**WORK TO BE COMPLETED:** Gather the lines below that include the string "JSON", copying each in full.

Items from a data source
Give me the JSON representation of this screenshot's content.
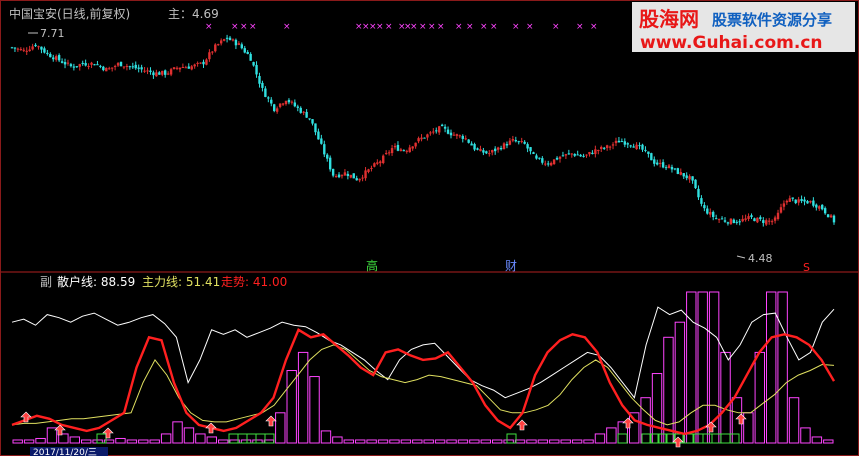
{
  "colors": {
    "background": "#000000",
    "frame": "#8a1a1a",
    "separator": "#b02020",
    "header_text": "#c0c0c0",
    "up_candle": "#e03030",
    "down_candle": "#30e0e0",
    "signal_mark": "#ff44ff",
    "retail_line": "#ffffff",
    "main_force_line": "#e0e060",
    "trend_line": "#ff2020",
    "histogram_bar": "#ff44ff",
    "signal_box": "#40e040",
    "arrow_up": "#ff4040",
    "watermark_red": "#e81818",
    "watermark_blue": "#1060c0",
    "date_box_bg": "#0a1a6a",
    "date_box_text": "#ffffff"
  },
  "main_panel": {
    "title": "中国宝安(日线,前复权)",
    "indicator_label": "主：4.69",
    "high_annotation": "7.71",
    "low_annotation": "4.48",
    "tag_high": "高",
    "tag_finance": "财",
    "tag_s": "S",
    "signal_marks": "×"
  },
  "sub_panel": {
    "prefix": "副",
    "retail_label": "散户线: 88.59",
    "main_force_label": "主力线: 51.41",
    "trend_label": "走势: 41.00"
  },
  "axis": {
    "date_label": "2017/11/20/三"
  },
  "watermark": {
    "brand": "股海网",
    "slogan": "股票软件资源分享",
    "url": "www.Guhai.com.cn"
  },
  "chart_data": [
    {
      "type": "candlestick",
      "name": "中国宝安(日线,前复权)",
      "annotations": [
        {
          "label": "7.71",
          "kind": "high"
        },
        {
          "label": "4.48",
          "kind": "low"
        }
      ],
      "close_path": [
        7.55,
        7.5,
        7.6,
        7.45,
        7.35,
        7.25,
        7.3,
        7.3,
        7.2,
        7.3,
        7.25,
        7.2,
        7.15,
        7.15,
        7.25,
        7.25,
        7.3,
        7.55,
        7.7,
        7.6,
        7.4,
        6.9,
        6.6,
        6.75,
        6.6,
        6.45,
        6.0,
        5.55,
        5.6,
        5.5,
        5.65,
        5.8,
        6.0,
        5.95,
        6.1,
        6.2,
        6.3,
        6.2,
        6.15,
        5.95,
        5.9,
        6.0,
        6.1,
        6.05,
        5.8,
        5.75,
        5.85,
        5.9,
        5.85,
        5.95,
        6.0,
        6.1,
        6.05,
        5.95,
        5.75,
        5.7,
        5.6,
        5.5,
        5.05,
        4.9,
        4.85,
        4.85,
        4.9,
        4.85,
        4.85,
        5.2,
        5.15,
        5.15,
        5.05,
        4.85
      ]
    },
    {
      "type": "line",
      "name": "副图",
      "series": [
        {
          "name": "散户线",
          "last_value": 88.59,
          "values": [
            80,
            82,
            78,
            85,
            83,
            80,
            84,
            86,
            82,
            78,
            80,
            83,
            85,
            79,
            70,
            40,
            55,
            75,
            72,
            75,
            70,
            73,
            76,
            80,
            78,
            77,
            73,
            68,
            65,
            60,
            55,
            48,
            42,
            55,
            62,
            65,
            66,
            58,
            50,
            42,
            38,
            35,
            30,
            33,
            36,
            40,
            45,
            50,
            55,
            60,
            58,
            50,
            40,
            30,
            65,
            90,
            85,
            88,
            80,
            76,
            70,
            55,
            65,
            80,
            85,
            86,
            70,
            55,
            60,
            80,
            88.59
          ]
        },
        {
          "name": "主力线",
          "last_value": 51.41,
          "values": [
            12,
            13,
            13,
            14,
            15,
            16,
            16,
            17,
            18,
            19,
            20,
            40,
            55,
            45,
            30,
            20,
            15,
            14,
            14,
            16,
            18,
            20,
            25,
            35,
            45,
            55,
            62,
            65,
            62,
            55,
            48,
            44,
            42,
            40,
            42,
            45,
            44,
            42,
            40,
            38,
            30,
            22,
            20,
            20,
            22,
            25,
            32,
            42,
            50,
            55,
            50,
            40,
            30,
            22,
            15,
            12,
            14,
            20,
            25,
            25,
            22,
            20,
            20,
            26,
            32,
            40,
            45,
            48,
            52,
            51.41
          ]
        },
        {
          "name": "走势",
          "last_value": 41.0,
          "values": [
            12,
            15,
            18,
            16,
            12,
            10,
            8,
            10,
            15,
            20,
            50,
            70,
            68,
            40,
            20,
            12,
            10,
            8,
            10,
            15,
            20,
            30,
            55,
            75,
            70,
            72,
            65,
            58,
            50,
            45,
            60,
            62,
            58,
            55,
            56,
            60,
            50,
            40,
            25,
            15,
            10,
            20,
            45,
            60,
            68,
            72,
            70,
            60,
            40,
            25,
            15,
            12,
            10,
            8,
            6,
            8,
            12,
            20,
            30,
            45,
            60,
            70,
            72,
            70,
            65,
            55,
            41
          ]
        }
      ]
    },
    {
      "type": "bar",
      "name": "柱状",
      "values": [
        2,
        2,
        3,
        10,
        6,
        4,
        2,
        2,
        2,
        3,
        2,
        2,
        2,
        6,
        14,
        10,
        6,
        4,
        2,
        2,
        2,
        2,
        2,
        20,
        48,
        60,
        44,
        8,
        4,
        2,
        2,
        2,
        2,
        2,
        2,
        2,
        2,
        2,
        2,
        2,
        2,
        2,
        2,
        2,
        2,
        2,
        2,
        2,
        2,
        2,
        2,
        6,
        10,
        14,
        20,
        30,
        46,
        70,
        80,
        100,
        100,
        100,
        60,
        30,
        20,
        60,
        100,
        100,
        30,
        10,
        4,
        2
      ]
    }
  ]
}
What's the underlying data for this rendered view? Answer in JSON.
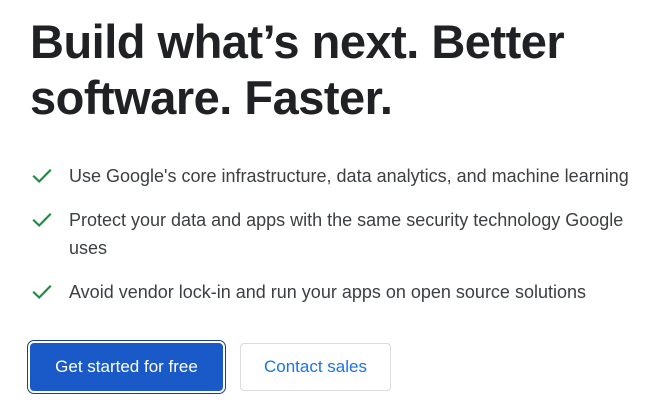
{
  "hero": {
    "headline": "Build what’s next. Better software. Faster.",
    "features": [
      {
        "icon": "check-icon",
        "text": "Use Google's core infrastructure, data analytics, and machine learning"
      },
      {
        "icon": "check-icon",
        "text": "Protect your data and apps with the same security technology Google uses"
      },
      {
        "icon": "check-icon",
        "text": "Avoid vendor lock-in and run your apps on open source solutions"
      }
    ],
    "primary_cta": "Get started for free",
    "secondary_cta": "Contact sales"
  },
  "colors": {
    "check_green": "#1e8e3e",
    "primary_blue": "#1a5ac8",
    "link_blue": "#1a73e8",
    "heading_text": "#202124",
    "body_text": "#3c4043"
  }
}
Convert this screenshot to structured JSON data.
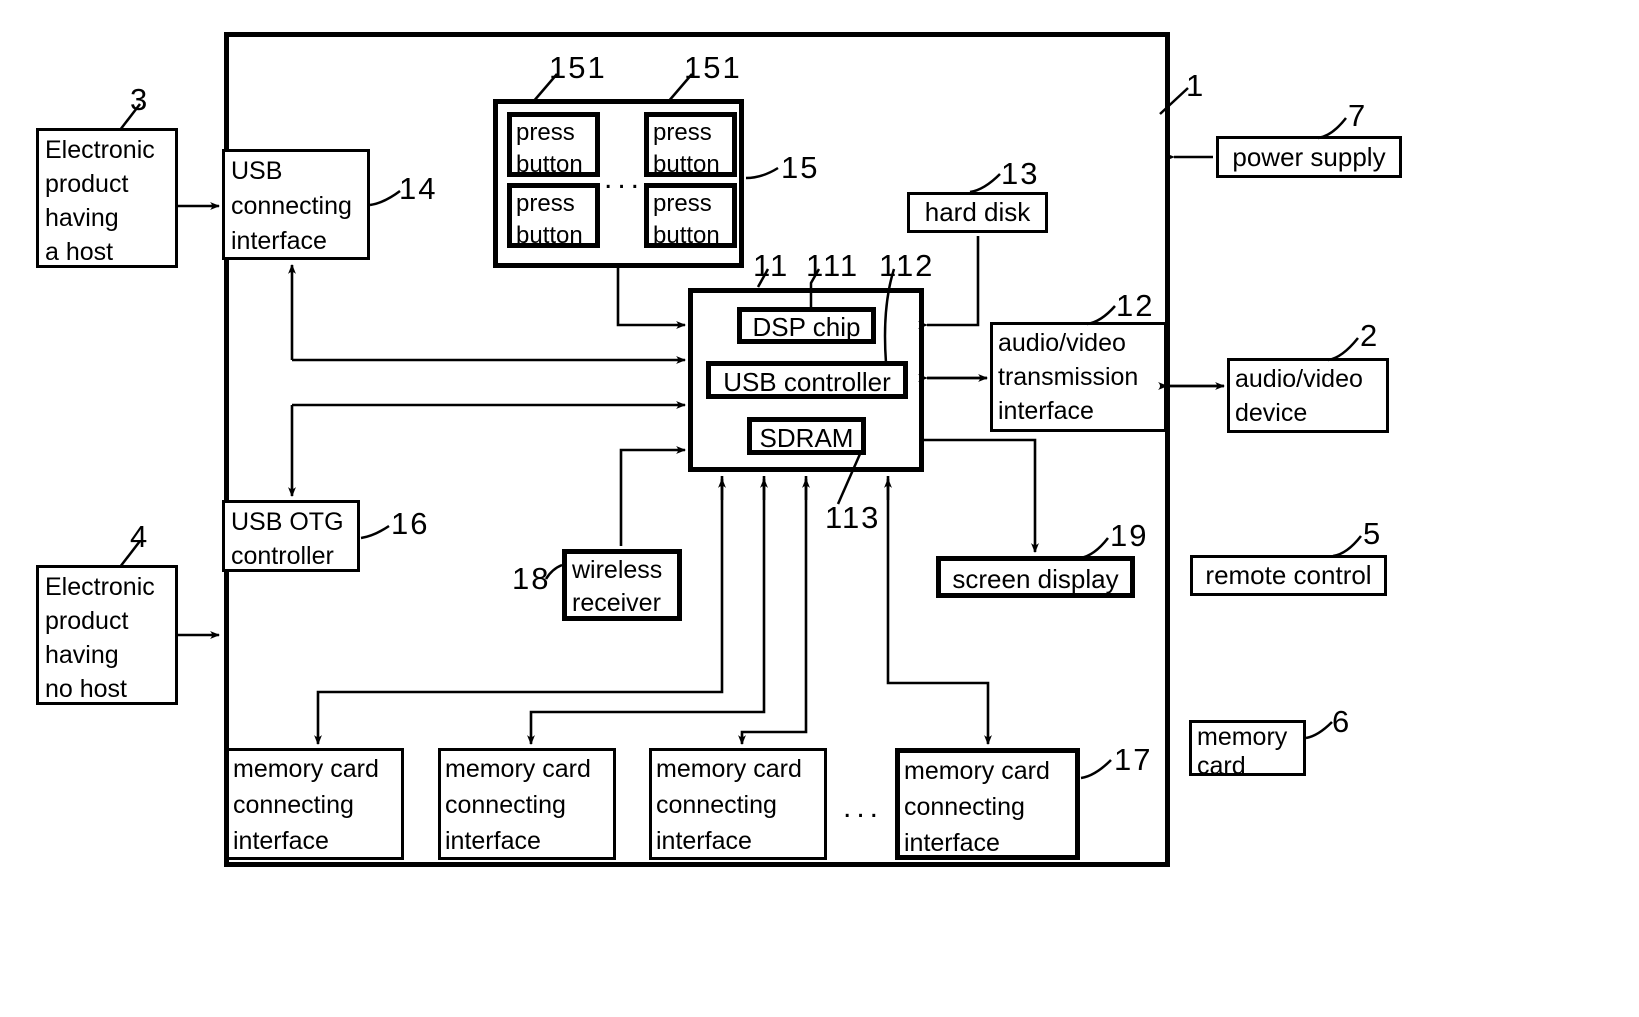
{
  "figure": {
    "title": "Patent block diagram",
    "ink_color": "#000000",
    "background": "#ffffff"
  },
  "main_frame": {
    "label": "1"
  },
  "blocks": {
    "electronic_product_host": {
      "label": "Electronic\nproduct\nhaving\na host",
      "ref": "3"
    },
    "electronic_product_no_host": {
      "label": "Electronic\nproduct\nhaving\nno host",
      "ref": "4"
    },
    "usb_connecting_interface": {
      "label": "USB\nconnecting\ninterface",
      "ref": "14"
    },
    "usb_otg_controller": {
      "label": "USB OTG\ncontroller",
      "ref": "16"
    },
    "press_button_group": {
      "ref": "15",
      "ref_button_left": "151",
      "ref_button_right": "151",
      "dots": "..."
    },
    "press_button_1": {
      "label": "press\nbutton"
    },
    "press_button_2": {
      "label": "press\nbutton"
    },
    "press_button_3": {
      "label": "press\nbutton"
    },
    "press_button_4": {
      "label": "press\nbutton"
    },
    "chip_module": {
      "ref": "11"
    },
    "dsp_chip": {
      "label": "DSP chip",
      "ref": "111"
    },
    "usb_controller": {
      "label": "USB controller",
      "ref": "112"
    },
    "sdram": {
      "label": "SDRAM",
      "ref": "113"
    },
    "hard_disk": {
      "label": "hard disk",
      "ref": "13"
    },
    "av_transmission_interface": {
      "label": "audio/video\ntransmission\ninterface",
      "ref": "12"
    },
    "av_device": {
      "label": "audio/video\ndevice",
      "ref": "2"
    },
    "power_supply": {
      "label": "power supply",
      "ref": "7"
    },
    "remote_control": {
      "label": "remote control",
      "ref": "5"
    },
    "memory_card": {
      "label": "memory\ncard",
      "ref": "6"
    },
    "wireless_receiver": {
      "label": "wireless\nreceiver",
      "ref": "18"
    },
    "screen_display": {
      "label": "screen display",
      "ref": "19"
    },
    "memory_card_if_1": {
      "label": "memory card\nconnecting\ninterface"
    },
    "memory_card_if_2": {
      "label": "memory card\nconnecting\ninterface"
    },
    "memory_card_if_3": {
      "label": "memory card\nconnecting\ninterface"
    },
    "memory_card_if_4": {
      "label": "memory card\nconnecting\ninterface",
      "ref": "17"
    },
    "memory_card_if_dots": {
      "dots": "..."
    }
  }
}
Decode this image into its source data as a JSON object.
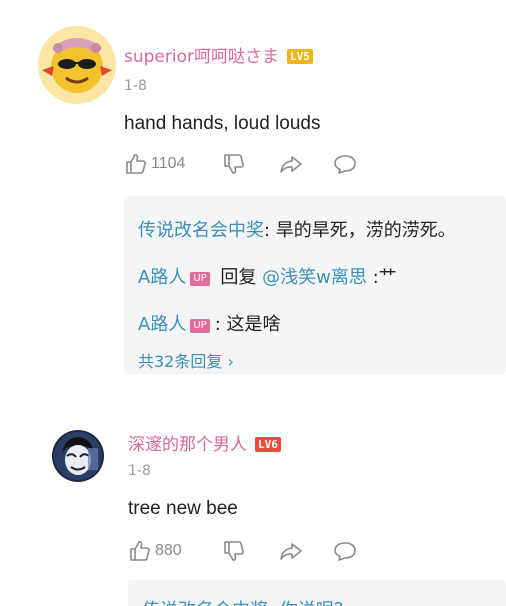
{
  "comments": [
    {
      "username": "superior呵呵哒さま",
      "level": "LV5",
      "date": "1-8",
      "text": "hand hands, loud louds",
      "likes": "1104",
      "replies": [
        {
          "name": "传说改名会中奖",
          "up": "",
          "sep": ": ",
          "text": "旱的旱死，涝的涝死。"
        },
        {
          "name": "A路人",
          "up": "UP",
          "sep": " 回复 ",
          "mention": "@浅笑w离思",
          "text": " :艹"
        },
        {
          "name": "A路人",
          "up": "UP",
          "sep": ": ",
          "text": "这是啥"
        }
      ],
      "more_replies": "共32条回复 ›"
    },
    {
      "username": "深邃的那个男人",
      "level": "LV6",
      "date": "1-8",
      "text": "tree new bee",
      "likes": "880",
      "partial_reply": "传说改名会中奖: 你说呢？"
    }
  ],
  "icons": {
    "like": "thumbs-up-icon",
    "dislike": "thumbs-down-icon",
    "share": "share-arrow-icon",
    "reply": "speech-bubble-icon"
  },
  "colors": {
    "username": "#d8699a",
    "reply_name": "#3d8fb8",
    "lv5": "#f2b418",
    "lv6": "#ef4b3d"
  }
}
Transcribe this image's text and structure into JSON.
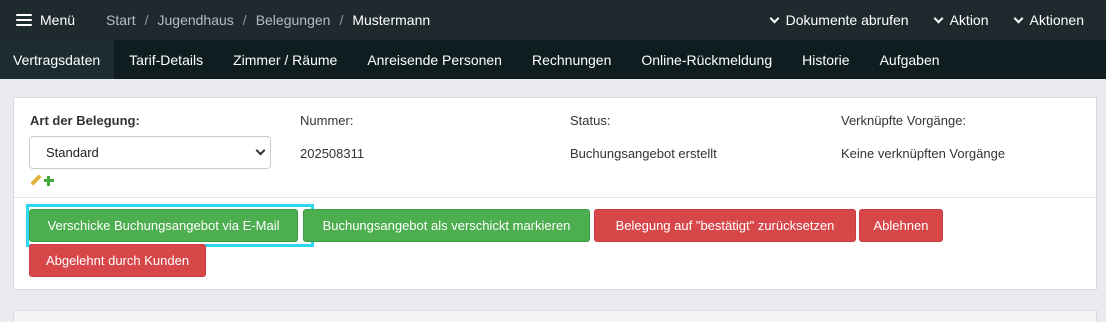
{
  "topbar": {
    "menu_label": "Menü",
    "breadcrumb": [
      "Start",
      "Jugendhaus",
      "Belegungen",
      "Mustermann"
    ],
    "breadcrumb_sep": "/",
    "actions": [
      "Dokumente abrufen",
      "Aktion",
      "Aktionen"
    ]
  },
  "tabs": [
    "Vertragsdaten",
    "Tarif-Details",
    "Zimmer / Räume",
    "Anreisende Personen",
    "Rechnungen",
    "Online-Rückmeldung",
    "Historie",
    "Aufgaben"
  ],
  "active_tab": "Vertragsdaten",
  "fields": {
    "art": {
      "label": "Art der Belegung:",
      "value": "Standard"
    },
    "nummer": {
      "label": "Nummer:",
      "value": "202508311"
    },
    "status": {
      "label": "Status:",
      "value": "Buchungsangebot erstellt"
    },
    "vorgaenge": {
      "label": "Verknüpfte Vorgänge:",
      "value": "Keine verknüpften Vorgänge"
    }
  },
  "buttons": {
    "send_email": "Verschicke Buchungsangebot via E-Mail",
    "mark_sent": "Buchungsangebot als verschickt markieren",
    "reset_confirmed": "Belegung auf \"bestätigt\" zurücksetzen",
    "reject": "Ablehnen",
    "rejected_by_customer": "Abgelehnt durch Kunden"
  },
  "colors": {
    "topbar": "#1f2a2f",
    "tabbar": "#0f1c20",
    "green": "#4cae4f",
    "red": "#d74649",
    "focus": "#2fd6f0"
  },
  "icons": [
    "hamburger-icon",
    "chevron-down-icon",
    "pencil-icon",
    "plus-icon"
  ]
}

**WRITTEN RESPONSE:**
Give me the JSON representation of this screenshot's content.
What's the underlying data for this rendered view? Answer in JSON.
Convert this screenshot to structured JSON data.
Decode this image into its source data as a JSON object.
Transcribe this image's text and structure into JSON.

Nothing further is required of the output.